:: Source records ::
____
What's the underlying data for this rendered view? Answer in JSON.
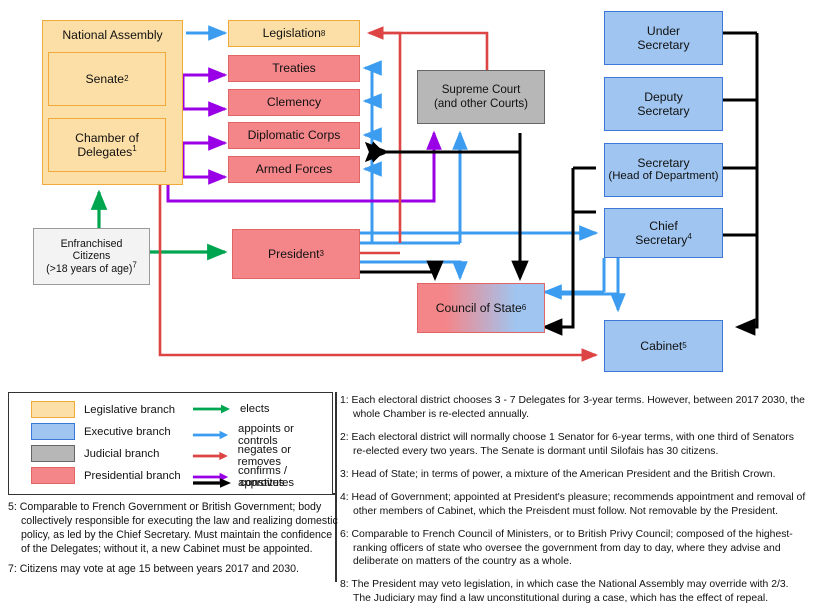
{
  "diagram": {
    "nodes": {
      "national_assembly": {
        "label": "National Assembly",
        "branch": "Legislative branch"
      },
      "senate": {
        "label": "Senate",
        "note": "2",
        "branch": "Legislative branch"
      },
      "chamber_of_delegates": {
        "label_line1": "Chamber of",
        "label_line2": "Delegates",
        "note": "1",
        "branch": "Legislative branch"
      },
      "enfranchised_citizens": {
        "label_line1": "Enfranchised",
        "label_line2": "Citizens",
        "label_line3": "(>18 years of age)",
        "note": "7",
        "branch": "none"
      },
      "legislation": {
        "label": "Legislation",
        "note": "8",
        "branch": "Legislative branch"
      },
      "treaties": {
        "label": "Treaties",
        "branch": "Presidential branch"
      },
      "clemency": {
        "label": "Clemency",
        "branch": "Presidential branch"
      },
      "diplomatic_corps": {
        "label": "Diplomatic Corps",
        "branch": "Presidential branch"
      },
      "armed_forces": {
        "label": "Armed Forces",
        "branch": "Presidential branch"
      },
      "supreme_court": {
        "label_line1": "Supreme Court",
        "label_line2": "(and other Courts)",
        "branch": "Judicial branch"
      },
      "president": {
        "label": "President",
        "note": "3",
        "branch": "Presidential branch"
      },
      "council_of_state": {
        "label": "Council of State",
        "note": "6",
        "branch": "Presidential + Executive branch"
      },
      "under_secretary": {
        "label_line1": "Under",
        "label_line2": "Secretary",
        "branch": "Executive branch"
      },
      "deputy_secretary": {
        "label_line1": "Deputy",
        "label_line2": "Secretary",
        "branch": "Executive branch"
      },
      "secretary": {
        "label_line1": "Secretary",
        "label_line2": "(Head of Department)",
        "branch": "Executive branch"
      },
      "chief_secretary": {
        "label_line1": "Chief",
        "label_line2": "Secretary",
        "note": "4",
        "branch": "Executive branch"
      },
      "cabinet": {
        "label": "Cabinet",
        "note": "5",
        "branch": "Executive branch"
      }
    }
  },
  "legend": {
    "branches": [
      {
        "label": "Legislative branch",
        "color": "#FCDFA6",
        "border": "#F0A93B"
      },
      {
        "label": "Executive branch",
        "color": "#9FC5F0",
        "border": "#3C78D8"
      },
      {
        "label": "Judicial branch",
        "color": "#B7B7B7",
        "border": "#666666"
      },
      {
        "label": "Presidential branch",
        "color": "#F4868A",
        "border": "#E06666"
      }
    ],
    "arrows": [
      {
        "label": "elects",
        "color": "#00A550"
      },
      {
        "label": "appoints or controls",
        "color": "#3C9DF0"
      },
      {
        "label": "negates or removes",
        "color": "#DD4444"
      },
      {
        "label": "confirms / approves",
        "color": "#9900E6"
      },
      {
        "label": "constitutes",
        "color": "#000000"
      }
    ]
  },
  "notes_left": [
    "5: Comparable to French Government or British Government; body collectively responsible for executing the law and realizing domestic policy, as led by the Chief Secretary. Must maintain the confidence of the Delegates; without it, a new Cabinet must be appointed.",
    "7: Citizens may vote at age 15 between years 2017 and 2030."
  ],
  "notes_right": [
    "1: Each electoral district chooses 3 - 7 Delegates for 3-year terms. However, between 2017 2030, the whole Chamber is re-elected annually.",
    "2: Each electoral district will normally choose 1 Senator for 6-year terms, with one third of Senators re-elected every two years. The Senate is dormant until Silofais has 30 citizens.",
    "3: Head of State; in terms of power, a mixture of the American President and the British Crown.",
    "4: Head of Government; appointed at President's pleasure; recommends appointment and removal of other members of Cabinet, which the Preisdent must follow. Not removable by the President.",
    "6: Comparable to French Council of Ministers, or to British Privy Council; composed of the highest-ranking officers of state who oversee the government from day to day, where they advise and deliberate on matters of the country as a whole.",
    "8: The President may veto legislation, in which case the National Assembly may override with 2/3. The Judiciary may find a law unconstitutional during a case, which has the effect of repeal."
  ]
}
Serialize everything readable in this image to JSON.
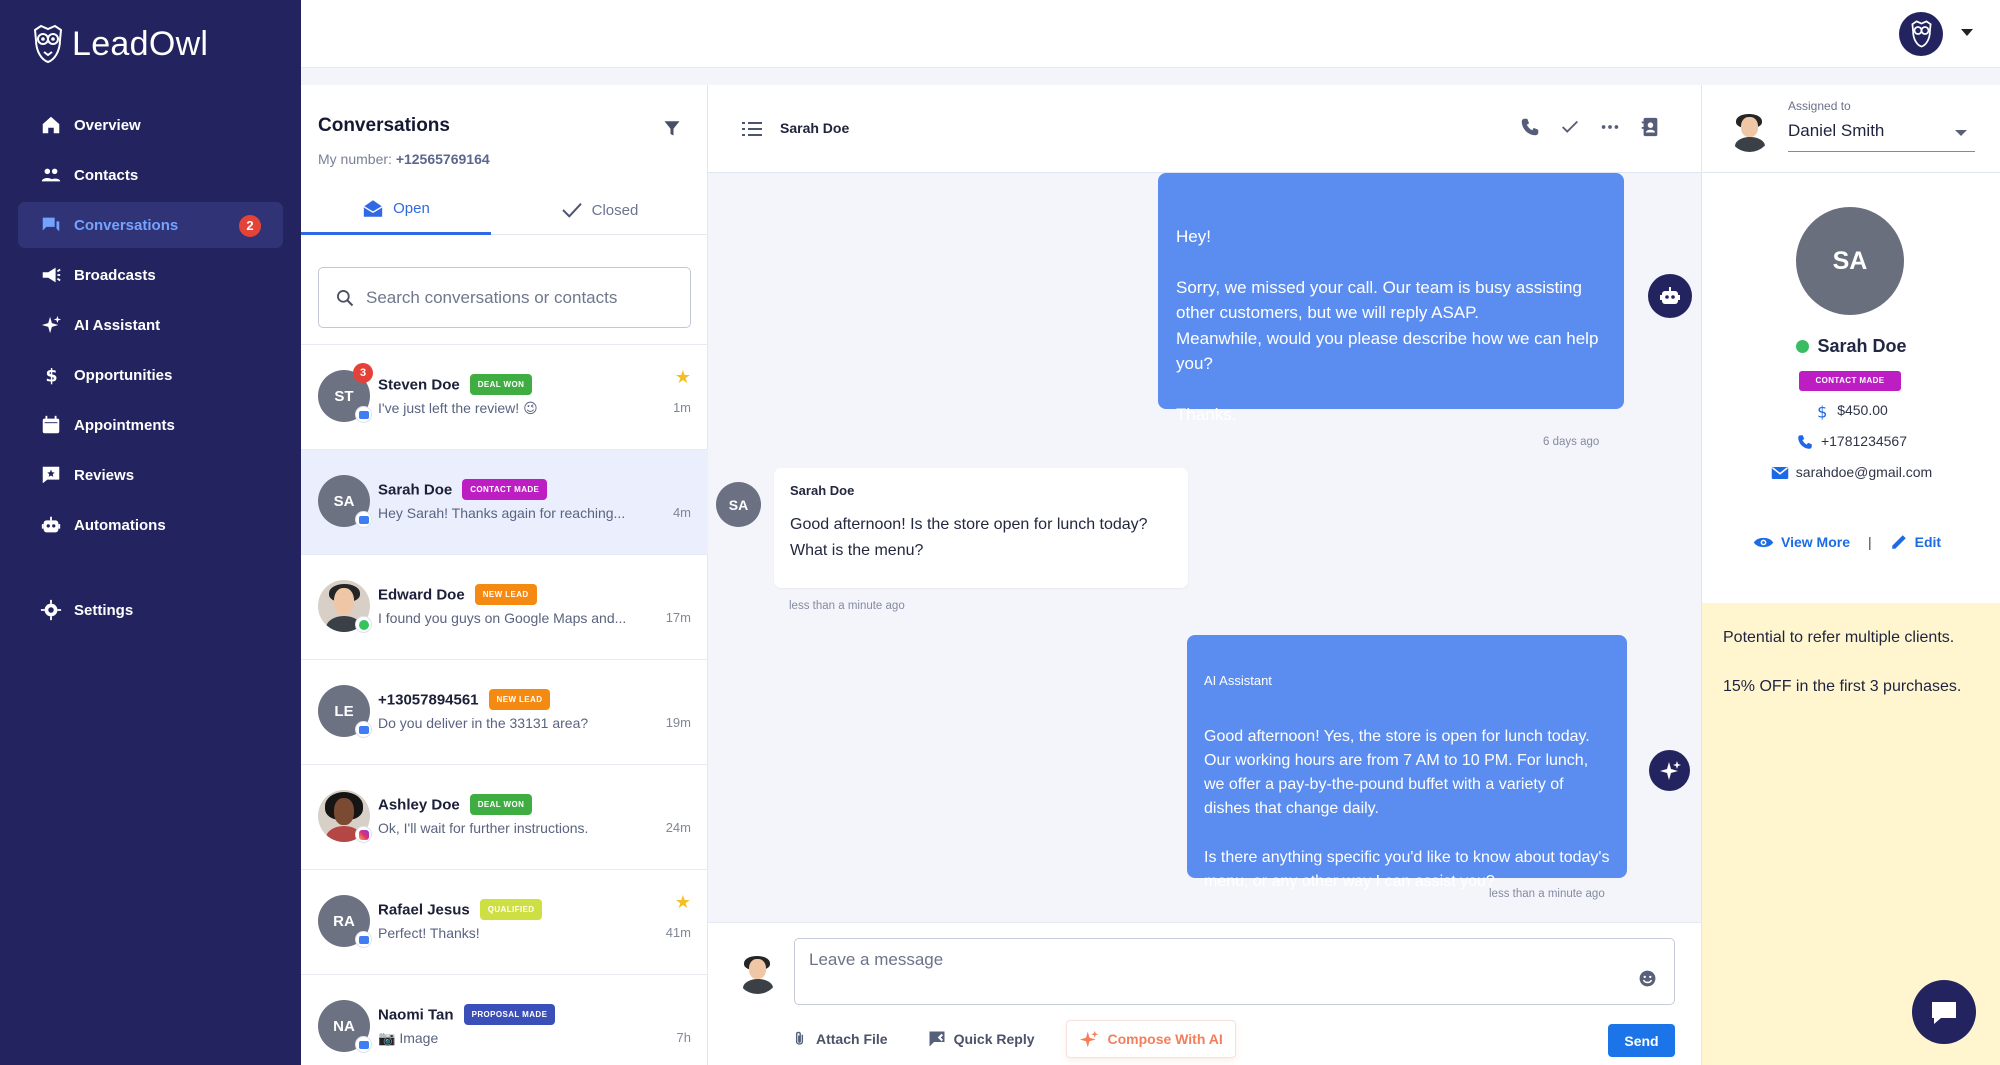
{
  "app": {
    "logo_text": "LeadOwl"
  },
  "sidebar": {
    "items": [
      {
        "label": "Overview",
        "icon": "home-icon"
      },
      {
        "label": "Contacts",
        "icon": "people-icon"
      },
      {
        "label": "Conversations",
        "icon": "chat-icon",
        "badge": "2",
        "active": true
      },
      {
        "label": "Broadcasts",
        "icon": "megaphone-icon"
      },
      {
        "label": "AI Assistant",
        "icon": "sparkle-icon"
      },
      {
        "label": "Opportunities",
        "icon": "dollar-icon"
      },
      {
        "label": "Appointments",
        "icon": "calendar-icon"
      },
      {
        "label": "Reviews",
        "icon": "review-icon"
      },
      {
        "label": "Automations",
        "icon": "robot-icon"
      }
    ],
    "settings_label": "Settings"
  },
  "conversations": {
    "title": "Conversations",
    "my_number_label": "My number:",
    "my_number": "+12565769164",
    "tabs": {
      "open": "Open",
      "closed": "Closed"
    },
    "search_placeholder": "Search conversations or contacts",
    "items": [
      {
        "initials": "ST",
        "name": "Steven Doe",
        "tag": "DEAL WON",
        "message": "I've just left the review! 😉",
        "time": "1m",
        "unread": "3",
        "starred": true,
        "channel": "messenger"
      },
      {
        "initials": "SA",
        "name": "Sarah Doe",
        "tag": "CONTACT MADE",
        "message": "Hey Sarah! Thanks again for reaching...",
        "time": "4m",
        "selected": true,
        "channel": "messenger"
      },
      {
        "initials": "",
        "name": "Edward Doe",
        "tag": "NEW LEAD",
        "message": "I found you guys on Google Maps and...",
        "time": "17m",
        "channel": "whatsapp"
      },
      {
        "initials": "LE",
        "name": "+13057894561",
        "tag": "NEW LEAD",
        "message": "Do you deliver in the 33131 area?",
        "time": "19m",
        "channel": "messenger"
      },
      {
        "initials": "",
        "name": "Ashley Doe",
        "tag": "DEAL WON",
        "message": "Ok, I'll wait for further instructions.",
        "time": "24m",
        "channel": "instagram"
      },
      {
        "initials": "RA",
        "name": "Rafael Jesus",
        "tag": "QUALIFIED",
        "message": "Perfect! Thanks!",
        "time": "41m",
        "starred": true,
        "channel": "messenger"
      },
      {
        "initials": "NA",
        "name": "Naomi Tan",
        "tag": "PROPOSAL MADE",
        "message": "📷 Image",
        "time": "7h",
        "channel": "messenger"
      }
    ]
  },
  "chat": {
    "contact_name": "Sarah Doe",
    "messages": [
      {
        "type": "outgoing",
        "text": "Hey!\n\nSorry, we missed your call. Our team is busy assisting other customers, but we will reply ASAP.\nMeanwhile, would you please describe how we can help you?\n\nThanks.",
        "time": "6 days ago"
      },
      {
        "type": "incoming",
        "sender": "Sarah Doe",
        "avatar": "SA",
        "text": "Good afternoon! Is the store open for lunch today? What is the menu?",
        "time": "less than a minute ago"
      },
      {
        "type": "ai",
        "sender": "AI Assistant",
        "text": "Good afternoon! Yes, the store is open for lunch today. Our working hours are from 7 AM to 10 PM. For lunch, we offer a pay-by-the-pound buffet with a variety of dishes that change daily.\n\nIs there anything specific you'd like to know about today's menu, or any other way I can assist you?",
        "time": "less than a minute ago"
      }
    ],
    "composer": {
      "placeholder": "Leave a message",
      "attach_label": "Attach File",
      "quick_reply_label": "Quick Reply",
      "compose_ai_label": "Compose With AI",
      "send_label": "Send"
    }
  },
  "contact_panel": {
    "assigned_label": "Assigned to",
    "assigned_to": "Daniel Smith",
    "initials": "SA",
    "name": "Sarah Doe",
    "tag": "CONTACT MADE",
    "amount": "$450.00",
    "phone": "+1781234567",
    "email": "sarahdoe@gmail.com",
    "view_more_label": "View More",
    "separator": "|",
    "edit_label": "Edit",
    "note": [
      "Potential to refer multiple clients.",
      "15% OFF in the first 3 purchases."
    ]
  },
  "colors": {
    "sidebar": "#23245f",
    "accent": "#2f69e3",
    "bubble": "#5b8df0",
    "note": "#fff6cf"
  }
}
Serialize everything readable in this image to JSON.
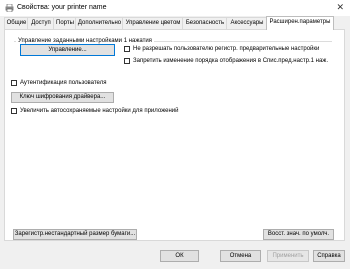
{
  "window": {
    "title": "Свойства: your printer name",
    "close_glyph": "✕"
  },
  "tabs": [
    {
      "label": "Общие"
    },
    {
      "label": "Доступ"
    },
    {
      "label": "Порты"
    },
    {
      "label": "Дополнительно"
    },
    {
      "label": "Управление цветом"
    },
    {
      "label": "Безопасность"
    },
    {
      "label": "Аксессуары"
    },
    {
      "label": "Расширен.параметры",
      "active": true
    }
  ],
  "group": {
    "title": "Управление заданными настройками 1 нажатия",
    "manage_button": "Управление...",
    "checkbox_no_user_register": "Не разрешать пользователю регистр. предварительные настройки",
    "checkbox_lock_order": "Запретить изменение порядка отображения в Спис.пред.настр.1 наж."
  },
  "user_auth_checkbox": "Аутентификация пользователя",
  "driver_key_button": "Ключ шифрования драйвера...",
  "auto_save_checkbox": "Увеличить автосохраняемые настройки для приложений",
  "custom_paper_button": "Зарегистр.нестандартный размер бумаги...",
  "restore_defaults_button": "Восст. знач. по умолч.",
  "footer": {
    "ok": "ОК",
    "cancel": "Отмена",
    "apply": "Применить",
    "help": "Справка"
  }
}
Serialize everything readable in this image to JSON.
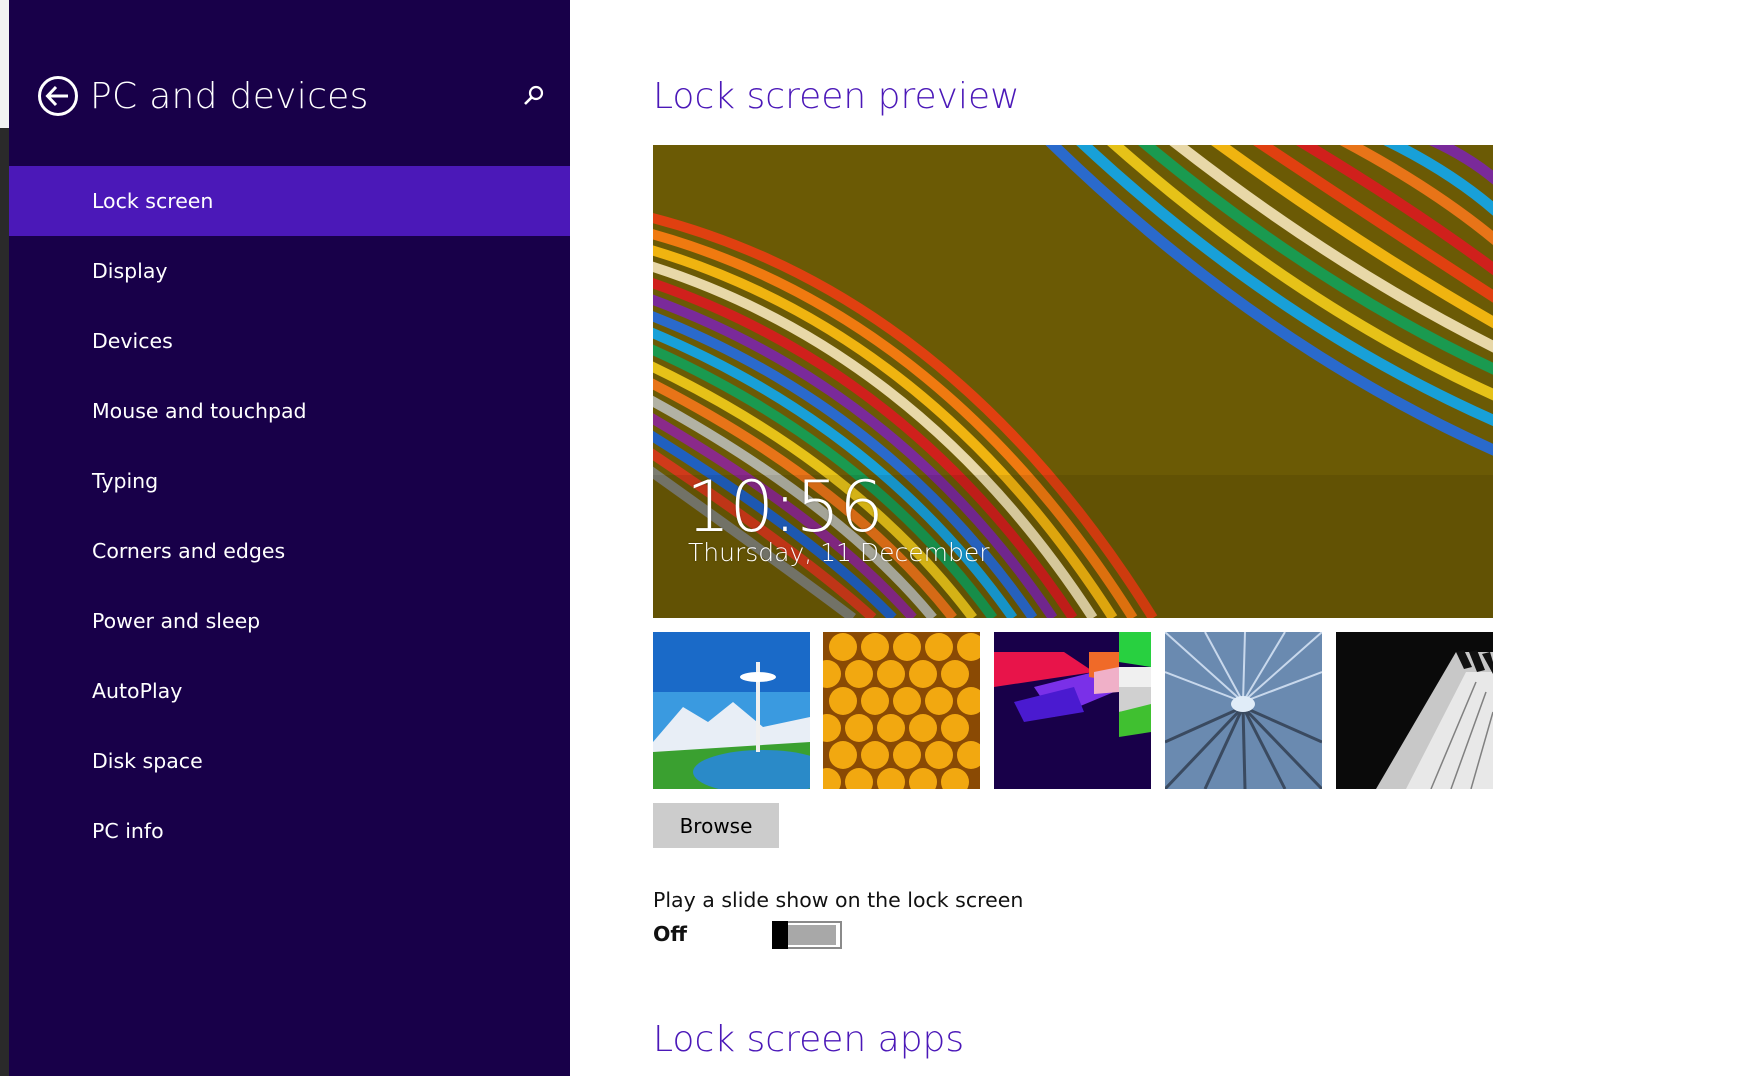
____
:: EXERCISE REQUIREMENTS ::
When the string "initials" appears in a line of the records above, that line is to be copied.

:: RESPONSE TO THIS TASK ::
        "initials": "ST",
        "initials": "SA",
        "initials": "",
        "initials": "LE",
        "initials": "",
        "initials": "RA",
        "initials": "NA",
    "initials": "SA",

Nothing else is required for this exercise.